Posted: 6:51 pm Friday, January 17th, 2014
By Jeff Schultz
(This blog has been updated.)
The last time the Braves were forced to go to salary arbitration was 2001, when they won their hearing over John Rocker. An arbitrator ruled Rocker would be paid $1.9 million, not the $2.98 million he was seeking. If all of those stupid things the pitcher said and did cost him more than $1 million, well, bless that arbitrator.
Teams do not like going to arbitration. They’re forced to accentuate negatives to win their case. That can be problematic considering they spend most of their time trying to build up their players and tell them how important they are to the team.
Which is why Jason Heyward will be an interesting case.
The Braves had seven salary-arbitration players. They came to terms with four before Friday’s deadline: starting pitchers Kris Medlen and Mike Minor, third baseman Chris Johnson and outfielder Jordan Schafer. The other three rejected offers and opted for hearings: Heyward, Freddie Freeman and closer Craig Kimbrel.
There’s always a chance of a pre-hearing settlements, but Braves general manager Frank Wren told David O’Brien Friday night, “We’re done” with negotiations.
Heyward is seeking $5.5 million, which is only $300,000 more than what the Braves are offering ($5.2 million). Freeman is asking for significantly more ($5.75 million) than the team’s offer ($4.5 million), and could get it. The biggest difference is between Kimbrel ($9 million) and the Braves ($6.55 million).

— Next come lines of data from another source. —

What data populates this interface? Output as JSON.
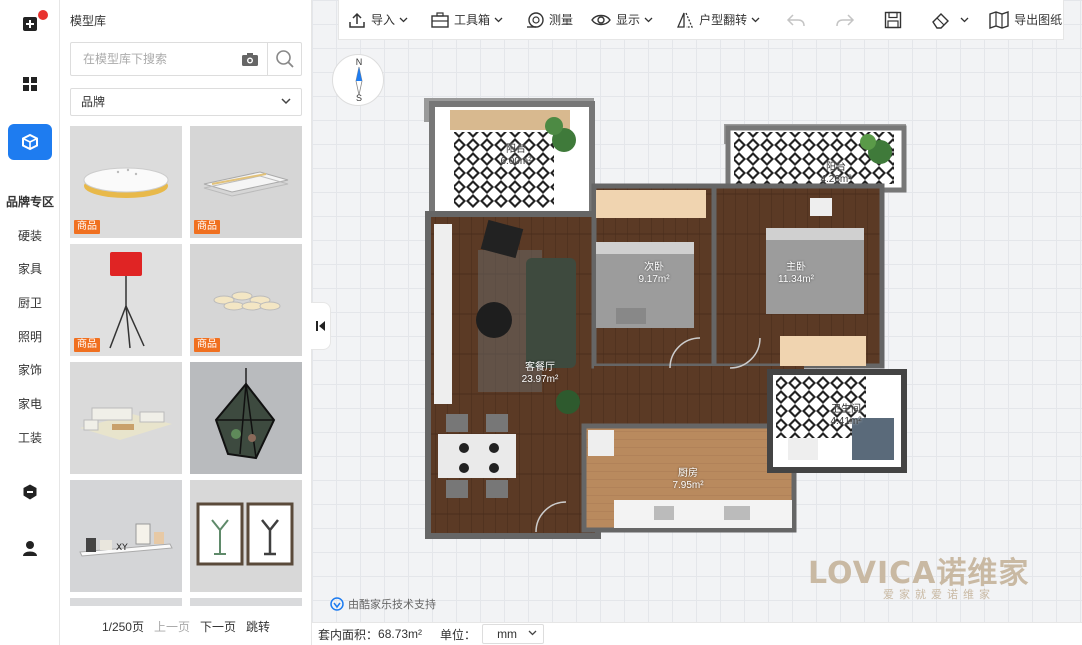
{
  "panel": {
    "title": "模型库",
    "search_placeholder": "在模型库下搜索",
    "brand_filter": "品牌",
    "cards": [
      {
        "tag": "商品"
      },
      {
        "tag": "商品"
      },
      {
        "tag": "商品"
      },
      {
        "tag": "商品"
      },
      {
        "tag": ""
      },
      {
        "tag": ""
      },
      {
        "tag": ""
      },
      {
        "tag": ""
      }
    ]
  },
  "rail": {
    "categories": [
      "品牌专区",
      "硬装",
      "家具",
      "厨卫",
      "照明",
      "家饰",
      "家电",
      "工装"
    ]
  },
  "pager": {
    "page_info": "1/250页",
    "prev": "上一页",
    "next": "下一页",
    "jump": "跳转"
  },
  "toolbar": {
    "import": "导入",
    "toolbox": "工具箱",
    "measure": "测量",
    "display": "显示",
    "flip": "户型翻转",
    "export": "导出图纸"
  },
  "compass": {
    "north": "N",
    "south": "S"
  },
  "rooms": {
    "balcony1": {
      "name": "阳台",
      "area": "6.00m²"
    },
    "balcony2": {
      "name": "阳台",
      "area": "4.26m²"
    },
    "bedroom2": {
      "name": "次卧",
      "area": "9.17m²"
    },
    "master": {
      "name": "主卧",
      "area": "11.34m²"
    },
    "living": {
      "name": "客餐厅",
      "area": "23.97m²"
    },
    "bathroom": {
      "name": "卫生间",
      "area": "4.41m²"
    },
    "kitchen": {
      "name": "厨房",
      "area": "7.95m²"
    }
  },
  "support_text": "由酷家乐技术支持",
  "logo": {
    "main": "LOVICA诺维家",
    "sub": "爱家就爱诺维家"
  },
  "status": {
    "area_label": "套内面积：",
    "area_value": "68.73m²",
    "unit_label": "单位：",
    "unit_value": "mm"
  },
  "colors": {
    "accent": "#1e7cf0",
    "tag": "#f07020",
    "floor": "#5a3a26",
    "wall": "#555555"
  }
}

Even Freeman and Kimbrel don’t win their cases, or they settle, they’ll get healthy raises. Freeman turned into the team’s most valuable player last season, batting .319 with 23 homers and 109 RBI last season. He finished fifth in National League MVP voting. Kimbrel has nothing to worry about. The Braves can address the frequent flame-out factor for closers but otherwise there’s nothing negative to say. In the last three seasons he has 138 saves and 341 strikeouts in 206.2 innings.
The interesting case is Heyward. Are these two really going to battle over $300,000? Because if so, that’s not a good sign for the future.

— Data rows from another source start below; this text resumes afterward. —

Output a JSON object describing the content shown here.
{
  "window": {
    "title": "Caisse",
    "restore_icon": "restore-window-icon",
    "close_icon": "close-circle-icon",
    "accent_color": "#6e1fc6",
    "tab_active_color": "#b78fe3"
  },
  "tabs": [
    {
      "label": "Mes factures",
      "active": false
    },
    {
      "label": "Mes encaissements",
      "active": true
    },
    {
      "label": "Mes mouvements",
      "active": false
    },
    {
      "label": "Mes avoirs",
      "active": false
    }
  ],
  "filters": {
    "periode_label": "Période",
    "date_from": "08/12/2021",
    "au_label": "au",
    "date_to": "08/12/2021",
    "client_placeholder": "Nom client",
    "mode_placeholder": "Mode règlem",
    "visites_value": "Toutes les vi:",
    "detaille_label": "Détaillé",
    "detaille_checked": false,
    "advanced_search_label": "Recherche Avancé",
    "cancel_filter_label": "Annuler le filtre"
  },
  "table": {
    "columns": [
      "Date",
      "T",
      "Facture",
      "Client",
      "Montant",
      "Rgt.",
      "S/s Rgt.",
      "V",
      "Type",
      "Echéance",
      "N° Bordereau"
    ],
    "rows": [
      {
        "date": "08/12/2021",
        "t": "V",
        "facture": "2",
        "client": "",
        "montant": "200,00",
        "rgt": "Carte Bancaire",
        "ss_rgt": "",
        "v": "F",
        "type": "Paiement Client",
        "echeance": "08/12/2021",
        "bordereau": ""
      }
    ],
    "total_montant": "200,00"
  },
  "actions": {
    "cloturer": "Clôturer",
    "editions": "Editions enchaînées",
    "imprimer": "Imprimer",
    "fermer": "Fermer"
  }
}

Hewyard might have been better off settling instead of letting the team come to the table with their binders of statistics. This isn’t meant to be a bash-Heyward blog. I actually think the guy has been criticized far more than he deserves. But numbers are numbers and Heyward and his representatives will have some baggage to overcome if they hope to sway an arbitrator.
He played in the All-Star Game as a rookie but not in the three years since. He has been injured often (though last year was just bad luck: an emergency appendectomy and a broken jaw after getting hit by a pitch were the biggest reasons he was limited to 104 games).
His batting averages the last three seasons are .227, .269 and .254. He hit .277 as a rookie. His on-base percentages of .319, .335 and .349 also are lower than in his rookie season (.393). His power numbers are down but so was his strikeout percentage last season.
One issue will be what does either side use as comparables? What is Heyward? He was expected to be a No. 3 hitter, or certainly somewhere from third to six in the order. He evolved into the leadoff hitter last season by default. Nobody else on the roster could do it and Heyward excelled at it. He hit .322 as a leadoff batter, .226 at second in the order and .238 when hitting third.
But are we really going to start thinking of Heyward as the team’s permanent leadoff hitter – and, if so, what’s the monetary value of that? Just speculating here: Heyward would rather be in a position to drive in runs.
This will be an interesting one to watch, especially since Heyward has been central to so much of the team’s marketing efforts over the past four seasons.